400MHz FSB – 4:45s
266MHz FSB – 6:06s

Benchmark shows that 33% increase in FSB gives me 22% faster HD encoding. Is it reasonable? It’s up to you to decide.

Core 2 Duo overclocking

November 26, 2010

Preamble

Everybody knows that Core 2 Duo is a perfect processor for overclocking. I have becoming legacy E6300 model. Since I also have 800MHz memory, P5B Deluxe motherboard which is a overclockers choice and TT BigTyphoon CPU cooler I decided to play a little with my FSB frequency.

Overclocking procedure

The reason why I started this in the first place was low 3DMark06 results – only 8600 points. I saw 12k for similar PC configurations.

On ASUS motherboard you can find overclocking tweaks under Advanced -> Jumperfree Configuration -> AI Tuning -> change to Manual. I locked PCI frequency at 33.33MHz and PCI-E frequency at 101MHz. Then I was able to increase FSB frequency from 266MHz up to 320MHz without any other tweaking in cooling or voltage. Then system started to become unstable: application crashes and BSODs. I used same 3DMark06 for testing purposes.

Next step was  replacement of poor North Bridge radiator with Zalman NB47J. I also sticked small radiators from my old Zalman VF700-Cu I took from a drawer onto unipolar CPU transistors which are always getting hot on P5Bs. It let me become stable with 340MHz. Next was updating a BIOS. I had old 0405 version. Surprisingly enough BIOS v1238 allowed me to increase frequency up to 400MHz! I think it comes from the fact that ASUS improved automatic voltage regulation in later versions. I stopped at this point because further increase of FSB will force memory modules to work at not-supported frequencies which I don’t want to deal with.

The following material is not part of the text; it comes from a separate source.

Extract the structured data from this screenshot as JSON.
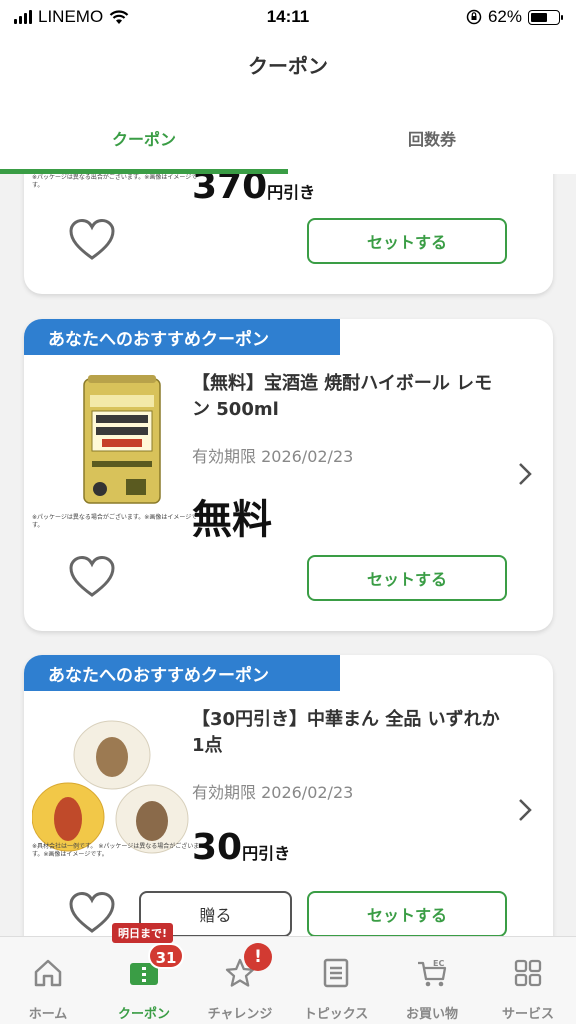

Overclocking results

parameter: old value, new value, %
memory throughput: 4.77Gb/s, 6.77Gb/s, 40%
cpu frequency: 1.86GHz, 2.80GHz, 50%
3dmark: 8600, 10600, 25%

CPU temperature and undervoltage

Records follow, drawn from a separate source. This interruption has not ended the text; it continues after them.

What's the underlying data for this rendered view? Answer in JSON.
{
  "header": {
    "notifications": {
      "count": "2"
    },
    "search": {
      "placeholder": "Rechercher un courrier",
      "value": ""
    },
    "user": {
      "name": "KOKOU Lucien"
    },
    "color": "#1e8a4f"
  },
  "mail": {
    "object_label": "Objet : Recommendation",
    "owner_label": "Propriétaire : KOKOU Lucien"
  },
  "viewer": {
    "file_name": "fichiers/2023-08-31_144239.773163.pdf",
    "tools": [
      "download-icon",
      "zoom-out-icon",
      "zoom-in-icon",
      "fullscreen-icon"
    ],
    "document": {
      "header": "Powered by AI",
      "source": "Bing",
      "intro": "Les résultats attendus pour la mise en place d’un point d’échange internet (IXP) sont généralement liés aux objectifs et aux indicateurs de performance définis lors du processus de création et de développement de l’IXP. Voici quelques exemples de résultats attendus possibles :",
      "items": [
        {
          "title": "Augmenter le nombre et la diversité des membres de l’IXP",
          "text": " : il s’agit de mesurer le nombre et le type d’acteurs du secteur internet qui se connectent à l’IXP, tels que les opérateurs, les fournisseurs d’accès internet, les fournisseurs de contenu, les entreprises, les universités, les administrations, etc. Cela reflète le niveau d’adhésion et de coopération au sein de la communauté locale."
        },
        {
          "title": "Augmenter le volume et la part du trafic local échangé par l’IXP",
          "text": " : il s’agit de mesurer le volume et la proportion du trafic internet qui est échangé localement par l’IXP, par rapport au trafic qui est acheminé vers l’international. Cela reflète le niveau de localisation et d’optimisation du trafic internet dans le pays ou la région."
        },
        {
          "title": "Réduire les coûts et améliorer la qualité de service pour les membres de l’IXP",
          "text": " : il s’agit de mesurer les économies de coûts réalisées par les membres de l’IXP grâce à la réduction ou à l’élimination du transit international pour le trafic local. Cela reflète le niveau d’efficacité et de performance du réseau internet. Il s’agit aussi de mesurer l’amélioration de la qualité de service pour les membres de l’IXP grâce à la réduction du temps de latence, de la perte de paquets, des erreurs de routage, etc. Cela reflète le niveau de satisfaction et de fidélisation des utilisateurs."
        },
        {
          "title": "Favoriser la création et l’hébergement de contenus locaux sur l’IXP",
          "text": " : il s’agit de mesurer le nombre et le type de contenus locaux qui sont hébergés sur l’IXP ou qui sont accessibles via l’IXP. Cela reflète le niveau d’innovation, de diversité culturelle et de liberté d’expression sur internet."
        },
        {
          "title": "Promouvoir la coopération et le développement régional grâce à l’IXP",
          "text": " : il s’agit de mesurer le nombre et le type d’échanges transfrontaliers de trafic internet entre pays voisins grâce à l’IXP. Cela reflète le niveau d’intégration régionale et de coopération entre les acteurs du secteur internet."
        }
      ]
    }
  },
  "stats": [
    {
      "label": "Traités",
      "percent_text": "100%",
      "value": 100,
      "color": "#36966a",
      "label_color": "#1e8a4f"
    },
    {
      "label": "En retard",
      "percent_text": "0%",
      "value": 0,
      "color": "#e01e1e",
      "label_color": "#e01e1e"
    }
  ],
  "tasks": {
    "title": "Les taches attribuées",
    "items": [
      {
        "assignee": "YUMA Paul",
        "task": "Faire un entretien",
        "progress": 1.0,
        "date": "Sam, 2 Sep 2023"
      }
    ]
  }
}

Unfortunately I got too high CPU temperatures. 68C idle and more than 84C under load. To solve this problem I changed thermal grease. It gave me 8 degrees. And lowered CPU voltage from 1.5 to 1.1 by 0.05 step. Beware of motherboard setting up VCore lower than you actually pointed on 0.05V. It means that if you set 1.35V you will actually get 1.3V. You can check that under Power -> Hardware Monitor after reboot. Each time I tested CPU with S&M ‘cache 1’ test. It gave me highest CPU temperatures. Then I launched OCCT (Overclock Checking Tool) 3.1.0. Its ‘CPU Linpack’ test just burns everything. But test ended with ‘Error Detected’ message. Increasing voltage by 0.05 solved the problem and test went just fine. After an hour of CPU burning Core Temp 0.99.8 showed me 40C idle and 51C load. It’s astonishing how motherboard overvolt CPU.

Additional info

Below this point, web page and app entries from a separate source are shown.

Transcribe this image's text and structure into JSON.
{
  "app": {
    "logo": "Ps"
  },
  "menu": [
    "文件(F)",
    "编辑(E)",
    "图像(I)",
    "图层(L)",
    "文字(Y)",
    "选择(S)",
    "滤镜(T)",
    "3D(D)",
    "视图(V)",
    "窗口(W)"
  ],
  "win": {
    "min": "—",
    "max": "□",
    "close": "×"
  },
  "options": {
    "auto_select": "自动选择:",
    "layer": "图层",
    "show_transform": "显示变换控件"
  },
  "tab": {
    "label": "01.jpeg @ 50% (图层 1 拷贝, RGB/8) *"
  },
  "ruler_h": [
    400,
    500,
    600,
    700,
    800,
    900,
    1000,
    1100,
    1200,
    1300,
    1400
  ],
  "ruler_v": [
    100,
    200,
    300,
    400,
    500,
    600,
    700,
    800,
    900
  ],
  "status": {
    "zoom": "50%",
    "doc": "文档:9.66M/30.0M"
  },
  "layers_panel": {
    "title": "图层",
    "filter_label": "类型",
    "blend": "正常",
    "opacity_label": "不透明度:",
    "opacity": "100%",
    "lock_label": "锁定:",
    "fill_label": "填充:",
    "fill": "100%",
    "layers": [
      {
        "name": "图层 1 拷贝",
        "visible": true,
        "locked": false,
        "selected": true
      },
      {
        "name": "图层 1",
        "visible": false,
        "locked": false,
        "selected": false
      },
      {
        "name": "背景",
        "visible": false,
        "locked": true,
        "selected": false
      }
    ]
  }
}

FSB / Memory throughput:
266 MHz, 4.77Gb/s
320 MHz, 5.13Gb/s
340 MHz, 5.51Gb/s
350 MHz, 5.66Gb/s
400 MHz, 6.77Gb/s

Voltage / CPU idle and load temp:
1.5 59C/77C (S&M)
1.45 53C/68C (S&M)
1.4 51C/64C (S&M)
1.35 47C/60C (S&M)
1.3 45C/56C (S&M)
1.25 43C/54C (S&M)
1.2 42C/51C (S&M)
1.15 41C/48C (S&M)
1.15 40C/51C (OCCT)
1.1 39C/46C (S&M)